Look through the records and copy each line that has "label" in it.
★ ★ ★ ★
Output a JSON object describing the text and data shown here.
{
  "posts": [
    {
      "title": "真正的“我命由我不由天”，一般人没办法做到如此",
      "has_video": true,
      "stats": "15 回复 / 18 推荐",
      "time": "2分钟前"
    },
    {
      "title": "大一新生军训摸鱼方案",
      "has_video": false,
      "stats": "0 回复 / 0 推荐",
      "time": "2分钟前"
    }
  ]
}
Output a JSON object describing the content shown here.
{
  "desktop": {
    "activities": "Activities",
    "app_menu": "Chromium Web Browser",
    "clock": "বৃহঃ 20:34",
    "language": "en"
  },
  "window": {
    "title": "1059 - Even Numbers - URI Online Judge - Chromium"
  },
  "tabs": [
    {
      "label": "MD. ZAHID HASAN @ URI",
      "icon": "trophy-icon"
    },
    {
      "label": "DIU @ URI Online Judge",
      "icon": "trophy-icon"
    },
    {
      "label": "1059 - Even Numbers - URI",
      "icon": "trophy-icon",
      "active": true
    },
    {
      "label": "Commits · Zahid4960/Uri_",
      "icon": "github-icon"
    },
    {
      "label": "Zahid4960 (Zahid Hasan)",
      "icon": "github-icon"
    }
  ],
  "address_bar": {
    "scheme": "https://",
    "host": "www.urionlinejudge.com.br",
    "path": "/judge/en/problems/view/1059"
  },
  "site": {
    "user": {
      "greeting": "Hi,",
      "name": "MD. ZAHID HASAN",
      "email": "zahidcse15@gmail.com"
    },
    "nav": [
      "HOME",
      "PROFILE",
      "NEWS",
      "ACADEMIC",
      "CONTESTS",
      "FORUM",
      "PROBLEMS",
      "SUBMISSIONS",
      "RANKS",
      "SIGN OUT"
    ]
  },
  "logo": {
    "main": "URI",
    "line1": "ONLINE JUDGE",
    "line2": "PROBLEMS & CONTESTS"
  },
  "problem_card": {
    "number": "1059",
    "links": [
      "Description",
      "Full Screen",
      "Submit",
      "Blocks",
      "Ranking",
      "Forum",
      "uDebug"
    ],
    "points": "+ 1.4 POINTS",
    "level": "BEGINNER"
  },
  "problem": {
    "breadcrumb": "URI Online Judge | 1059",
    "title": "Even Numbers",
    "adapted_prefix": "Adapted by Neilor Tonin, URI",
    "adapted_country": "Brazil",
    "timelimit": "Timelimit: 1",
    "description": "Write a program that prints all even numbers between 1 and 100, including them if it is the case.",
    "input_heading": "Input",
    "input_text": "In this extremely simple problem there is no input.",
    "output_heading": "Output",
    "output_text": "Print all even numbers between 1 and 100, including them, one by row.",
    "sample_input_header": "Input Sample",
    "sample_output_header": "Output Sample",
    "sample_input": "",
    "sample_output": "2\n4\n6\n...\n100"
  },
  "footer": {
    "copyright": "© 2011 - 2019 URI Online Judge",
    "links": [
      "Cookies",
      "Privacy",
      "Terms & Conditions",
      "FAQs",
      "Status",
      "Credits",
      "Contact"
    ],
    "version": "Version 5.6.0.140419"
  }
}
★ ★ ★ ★
*ANSWER TO THE PROBLEM*.
      "label": "MD. ZAHID HASAN @ URI",
      "label": "DIU @ URI Online Judge",
      "label": "1059 - Even Numbers - URI",
      "label": "Commits · Zahid4960/Uri_",
      "label": "Zahid4960 (Zahid Hasan)",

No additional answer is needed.